Elizabeth Gudrais: Latvian, multilingual, Catholic, writer, lover of literature, quick to laugh, leader, runner, Minnesotan, likes to dance. I was all these things four years ago, but they weren't yet attributes I'd chosen as parts of my lifelong self. The writing was already on the wall; it was just in invisible ink. 

By the time many of you read this, Berta Greenwald Ledecky Fellow Elizabeth Gudrais '01 will be in Riga, living with a host family and studying at the University of Latvia on a Radcliffe Fellowship for Graduating Seniors.

Read more articles by: Elizabeth Gudrais
Sub topics

You might also like

Historic Humor

University Archives to preserve Harvard Lampoon materials

Academia’s Absence from Homelessness

“The lack of dedicated research funding in this area is a major, major problem.”

The Enterprise Research Campus, Part Two

Tishman Speyer signals readiness to pursue approval for second phase of commercial development.  

Most popular

Harvard Portrait: Martin Puchner

The English professor has already written three books and edited the 6,000-page third edition of the Norton Anthology of World Literature.

Claudine Gay in First Post-Presidency Appearance

At Morning Prayers, speaks of resilience and the unknown
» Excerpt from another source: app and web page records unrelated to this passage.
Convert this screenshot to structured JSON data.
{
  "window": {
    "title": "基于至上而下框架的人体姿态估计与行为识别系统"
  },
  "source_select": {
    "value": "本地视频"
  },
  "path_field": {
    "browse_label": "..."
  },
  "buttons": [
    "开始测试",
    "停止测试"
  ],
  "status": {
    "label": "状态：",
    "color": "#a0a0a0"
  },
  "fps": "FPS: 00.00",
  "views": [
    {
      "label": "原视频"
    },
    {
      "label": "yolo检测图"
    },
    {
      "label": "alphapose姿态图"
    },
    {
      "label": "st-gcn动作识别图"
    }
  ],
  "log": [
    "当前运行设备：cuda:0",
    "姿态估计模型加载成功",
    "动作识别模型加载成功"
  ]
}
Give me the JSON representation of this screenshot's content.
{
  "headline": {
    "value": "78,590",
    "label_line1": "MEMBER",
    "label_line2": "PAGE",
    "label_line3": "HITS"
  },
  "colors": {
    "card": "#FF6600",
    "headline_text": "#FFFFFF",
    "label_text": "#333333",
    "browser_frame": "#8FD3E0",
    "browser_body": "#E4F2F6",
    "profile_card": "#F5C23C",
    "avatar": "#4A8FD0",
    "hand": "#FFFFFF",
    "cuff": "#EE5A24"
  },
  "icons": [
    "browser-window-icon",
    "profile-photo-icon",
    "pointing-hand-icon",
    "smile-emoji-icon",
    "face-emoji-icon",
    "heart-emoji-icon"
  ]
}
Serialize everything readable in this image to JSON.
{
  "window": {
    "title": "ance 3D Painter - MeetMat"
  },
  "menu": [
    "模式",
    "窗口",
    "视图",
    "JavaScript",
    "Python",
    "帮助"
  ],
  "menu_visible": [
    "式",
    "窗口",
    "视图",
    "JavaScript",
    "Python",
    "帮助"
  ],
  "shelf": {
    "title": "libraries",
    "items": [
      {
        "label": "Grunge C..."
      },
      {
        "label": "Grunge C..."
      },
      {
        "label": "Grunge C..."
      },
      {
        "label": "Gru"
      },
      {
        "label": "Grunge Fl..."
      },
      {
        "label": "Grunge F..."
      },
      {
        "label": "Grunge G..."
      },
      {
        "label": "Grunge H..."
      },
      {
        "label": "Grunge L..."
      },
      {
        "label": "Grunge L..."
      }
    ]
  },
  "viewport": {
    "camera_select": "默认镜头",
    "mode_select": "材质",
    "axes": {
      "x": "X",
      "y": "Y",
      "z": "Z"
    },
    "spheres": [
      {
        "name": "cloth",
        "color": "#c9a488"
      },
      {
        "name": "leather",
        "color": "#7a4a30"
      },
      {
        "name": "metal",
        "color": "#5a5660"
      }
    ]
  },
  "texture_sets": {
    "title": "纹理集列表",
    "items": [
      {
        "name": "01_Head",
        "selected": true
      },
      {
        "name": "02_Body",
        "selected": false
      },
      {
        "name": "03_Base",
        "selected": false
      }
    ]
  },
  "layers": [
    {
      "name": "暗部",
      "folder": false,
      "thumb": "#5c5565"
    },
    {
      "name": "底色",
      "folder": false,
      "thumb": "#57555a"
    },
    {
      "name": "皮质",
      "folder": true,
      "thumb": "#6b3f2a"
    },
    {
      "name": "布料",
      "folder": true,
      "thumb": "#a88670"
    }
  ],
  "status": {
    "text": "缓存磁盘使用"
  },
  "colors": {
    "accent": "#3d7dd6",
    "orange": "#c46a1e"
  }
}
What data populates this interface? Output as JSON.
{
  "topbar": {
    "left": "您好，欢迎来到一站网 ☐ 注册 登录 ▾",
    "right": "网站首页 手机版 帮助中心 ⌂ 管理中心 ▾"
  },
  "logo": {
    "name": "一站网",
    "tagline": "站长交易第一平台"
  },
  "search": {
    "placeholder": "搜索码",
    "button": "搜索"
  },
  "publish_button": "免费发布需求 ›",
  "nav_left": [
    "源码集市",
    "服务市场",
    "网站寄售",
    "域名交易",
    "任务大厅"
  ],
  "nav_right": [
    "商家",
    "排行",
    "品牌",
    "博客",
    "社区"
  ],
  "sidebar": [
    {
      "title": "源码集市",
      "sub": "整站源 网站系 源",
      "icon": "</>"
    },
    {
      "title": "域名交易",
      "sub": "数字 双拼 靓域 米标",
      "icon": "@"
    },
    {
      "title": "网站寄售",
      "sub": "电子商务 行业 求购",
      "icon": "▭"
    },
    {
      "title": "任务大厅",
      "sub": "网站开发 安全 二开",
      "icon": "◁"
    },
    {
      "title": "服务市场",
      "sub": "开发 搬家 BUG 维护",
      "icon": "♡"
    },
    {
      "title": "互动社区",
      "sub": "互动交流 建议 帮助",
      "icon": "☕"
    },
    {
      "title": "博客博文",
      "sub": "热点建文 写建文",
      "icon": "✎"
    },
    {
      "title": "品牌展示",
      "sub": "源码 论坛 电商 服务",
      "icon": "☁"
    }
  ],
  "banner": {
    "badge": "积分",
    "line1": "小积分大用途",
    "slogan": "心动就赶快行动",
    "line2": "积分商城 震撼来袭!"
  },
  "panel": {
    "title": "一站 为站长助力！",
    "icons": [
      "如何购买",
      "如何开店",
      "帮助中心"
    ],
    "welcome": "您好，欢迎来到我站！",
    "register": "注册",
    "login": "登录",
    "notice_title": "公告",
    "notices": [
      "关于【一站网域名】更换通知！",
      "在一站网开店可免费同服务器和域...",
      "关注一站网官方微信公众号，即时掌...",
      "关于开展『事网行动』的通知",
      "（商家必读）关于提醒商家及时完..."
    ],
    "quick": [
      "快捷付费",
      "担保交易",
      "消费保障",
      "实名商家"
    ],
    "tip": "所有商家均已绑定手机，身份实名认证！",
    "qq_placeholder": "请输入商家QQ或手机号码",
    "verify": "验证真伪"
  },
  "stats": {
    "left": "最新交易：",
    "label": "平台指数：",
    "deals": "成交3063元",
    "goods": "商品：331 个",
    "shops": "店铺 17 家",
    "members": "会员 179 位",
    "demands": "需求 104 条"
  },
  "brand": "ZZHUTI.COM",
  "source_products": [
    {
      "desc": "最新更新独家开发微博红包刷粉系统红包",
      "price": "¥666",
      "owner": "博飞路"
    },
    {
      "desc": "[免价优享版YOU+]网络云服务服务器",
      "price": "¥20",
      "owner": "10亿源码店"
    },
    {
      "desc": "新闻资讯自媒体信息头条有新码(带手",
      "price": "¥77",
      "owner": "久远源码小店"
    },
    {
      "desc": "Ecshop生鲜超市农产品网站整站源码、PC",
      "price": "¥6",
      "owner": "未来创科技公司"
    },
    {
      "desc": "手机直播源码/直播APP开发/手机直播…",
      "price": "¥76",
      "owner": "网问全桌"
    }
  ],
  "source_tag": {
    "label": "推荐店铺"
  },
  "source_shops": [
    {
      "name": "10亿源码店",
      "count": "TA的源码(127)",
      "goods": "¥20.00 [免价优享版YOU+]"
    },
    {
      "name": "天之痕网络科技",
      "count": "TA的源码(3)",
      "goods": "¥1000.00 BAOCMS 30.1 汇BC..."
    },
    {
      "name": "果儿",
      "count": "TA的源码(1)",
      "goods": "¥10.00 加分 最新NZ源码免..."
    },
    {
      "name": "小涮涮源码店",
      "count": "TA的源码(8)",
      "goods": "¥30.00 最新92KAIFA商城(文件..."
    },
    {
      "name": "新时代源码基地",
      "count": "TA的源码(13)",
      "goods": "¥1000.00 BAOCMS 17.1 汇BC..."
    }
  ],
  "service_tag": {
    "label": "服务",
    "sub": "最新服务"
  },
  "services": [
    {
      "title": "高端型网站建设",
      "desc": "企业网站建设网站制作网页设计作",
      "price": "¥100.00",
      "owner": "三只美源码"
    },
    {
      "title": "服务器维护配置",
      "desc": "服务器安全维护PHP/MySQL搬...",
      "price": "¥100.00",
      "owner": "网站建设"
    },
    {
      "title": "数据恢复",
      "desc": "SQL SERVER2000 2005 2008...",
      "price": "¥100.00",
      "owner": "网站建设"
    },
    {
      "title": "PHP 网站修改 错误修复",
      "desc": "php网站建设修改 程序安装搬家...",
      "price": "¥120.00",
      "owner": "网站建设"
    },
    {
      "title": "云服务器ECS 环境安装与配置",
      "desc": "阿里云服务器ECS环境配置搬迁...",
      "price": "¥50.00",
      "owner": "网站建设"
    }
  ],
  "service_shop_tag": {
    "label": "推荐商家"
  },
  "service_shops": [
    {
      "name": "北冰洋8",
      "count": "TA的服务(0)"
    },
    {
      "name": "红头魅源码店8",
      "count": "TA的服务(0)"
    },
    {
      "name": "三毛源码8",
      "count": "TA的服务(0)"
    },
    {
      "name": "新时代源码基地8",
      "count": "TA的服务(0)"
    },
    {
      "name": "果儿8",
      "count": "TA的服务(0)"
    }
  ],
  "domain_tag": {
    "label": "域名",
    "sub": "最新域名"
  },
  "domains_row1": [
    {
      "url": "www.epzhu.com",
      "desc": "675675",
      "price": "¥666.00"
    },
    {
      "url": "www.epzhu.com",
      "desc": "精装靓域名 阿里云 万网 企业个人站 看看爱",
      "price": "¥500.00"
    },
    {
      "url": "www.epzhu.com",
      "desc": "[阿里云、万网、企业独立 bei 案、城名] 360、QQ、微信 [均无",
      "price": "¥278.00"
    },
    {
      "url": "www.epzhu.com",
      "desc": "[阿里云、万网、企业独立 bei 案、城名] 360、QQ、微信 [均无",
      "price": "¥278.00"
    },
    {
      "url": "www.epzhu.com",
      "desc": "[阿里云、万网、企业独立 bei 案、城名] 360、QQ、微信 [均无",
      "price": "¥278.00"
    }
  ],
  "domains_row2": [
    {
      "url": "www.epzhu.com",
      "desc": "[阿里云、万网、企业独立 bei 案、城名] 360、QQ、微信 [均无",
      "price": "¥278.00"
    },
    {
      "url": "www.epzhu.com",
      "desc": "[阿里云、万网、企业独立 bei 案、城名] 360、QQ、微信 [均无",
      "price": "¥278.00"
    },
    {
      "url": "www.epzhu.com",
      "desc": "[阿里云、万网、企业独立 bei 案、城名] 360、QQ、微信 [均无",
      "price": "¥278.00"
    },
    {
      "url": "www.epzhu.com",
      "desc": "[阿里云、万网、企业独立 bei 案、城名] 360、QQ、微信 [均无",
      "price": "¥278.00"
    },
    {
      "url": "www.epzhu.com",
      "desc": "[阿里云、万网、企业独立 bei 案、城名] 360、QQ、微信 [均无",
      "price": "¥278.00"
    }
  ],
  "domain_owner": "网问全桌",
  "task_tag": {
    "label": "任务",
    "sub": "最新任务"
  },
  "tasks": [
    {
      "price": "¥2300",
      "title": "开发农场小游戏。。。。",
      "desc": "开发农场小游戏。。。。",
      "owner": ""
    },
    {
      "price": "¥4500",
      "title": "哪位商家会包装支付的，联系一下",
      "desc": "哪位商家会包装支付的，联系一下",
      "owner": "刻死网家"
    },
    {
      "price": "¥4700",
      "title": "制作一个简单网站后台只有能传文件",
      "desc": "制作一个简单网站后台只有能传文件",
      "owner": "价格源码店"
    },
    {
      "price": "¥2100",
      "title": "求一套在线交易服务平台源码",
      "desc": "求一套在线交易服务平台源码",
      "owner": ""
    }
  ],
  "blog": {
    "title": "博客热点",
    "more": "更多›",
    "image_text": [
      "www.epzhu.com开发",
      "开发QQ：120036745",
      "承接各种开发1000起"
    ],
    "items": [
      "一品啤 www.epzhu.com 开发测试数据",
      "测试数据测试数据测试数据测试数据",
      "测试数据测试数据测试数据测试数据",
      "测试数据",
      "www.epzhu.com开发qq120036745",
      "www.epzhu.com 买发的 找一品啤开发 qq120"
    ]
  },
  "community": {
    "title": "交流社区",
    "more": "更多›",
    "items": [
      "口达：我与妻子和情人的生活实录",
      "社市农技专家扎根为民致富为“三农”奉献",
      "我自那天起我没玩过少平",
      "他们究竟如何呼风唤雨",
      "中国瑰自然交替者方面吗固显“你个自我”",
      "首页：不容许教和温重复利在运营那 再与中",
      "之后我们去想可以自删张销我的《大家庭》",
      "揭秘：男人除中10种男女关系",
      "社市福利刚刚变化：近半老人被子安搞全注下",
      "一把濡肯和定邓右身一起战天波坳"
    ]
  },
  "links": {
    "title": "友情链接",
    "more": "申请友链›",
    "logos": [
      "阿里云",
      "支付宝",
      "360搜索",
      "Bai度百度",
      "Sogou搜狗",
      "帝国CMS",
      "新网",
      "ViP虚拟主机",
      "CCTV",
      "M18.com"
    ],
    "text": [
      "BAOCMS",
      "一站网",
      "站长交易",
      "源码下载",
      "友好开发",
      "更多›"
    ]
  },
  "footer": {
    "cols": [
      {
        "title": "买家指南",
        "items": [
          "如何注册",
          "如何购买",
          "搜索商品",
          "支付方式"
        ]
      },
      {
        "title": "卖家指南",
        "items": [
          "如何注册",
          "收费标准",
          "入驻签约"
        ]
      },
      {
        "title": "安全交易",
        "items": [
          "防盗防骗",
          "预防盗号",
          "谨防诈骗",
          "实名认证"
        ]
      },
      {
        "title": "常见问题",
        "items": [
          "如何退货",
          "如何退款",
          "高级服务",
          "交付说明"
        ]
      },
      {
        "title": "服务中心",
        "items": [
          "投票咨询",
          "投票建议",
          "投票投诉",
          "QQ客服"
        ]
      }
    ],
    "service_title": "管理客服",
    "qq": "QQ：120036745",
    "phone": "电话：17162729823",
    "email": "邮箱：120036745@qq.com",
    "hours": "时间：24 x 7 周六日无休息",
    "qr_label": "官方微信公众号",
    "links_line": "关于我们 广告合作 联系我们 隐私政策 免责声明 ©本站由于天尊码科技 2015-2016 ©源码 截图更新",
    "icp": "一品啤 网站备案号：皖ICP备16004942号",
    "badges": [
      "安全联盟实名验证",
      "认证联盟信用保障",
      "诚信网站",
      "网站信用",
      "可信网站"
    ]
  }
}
Who Built the Pyramids?

Not slaves. Archaeologist Mark Lehner, digging deeper, discovers a city of privileged workers.

More to explore

Exploring Political Tribalism and American Politics

Mina Cikara explores how political tribalism feeds the American bipartisan divide.

Private Equity in Medicine and the Quality of Care

Hundreds of U.S. hospitals are owned by private equity firms—does monetizing medicine affect the quality of care?

Construction on Commercial Enterprise Research Campus in Allston

Construction on Harvard’s commercial enterprise research campus and new theater in Allston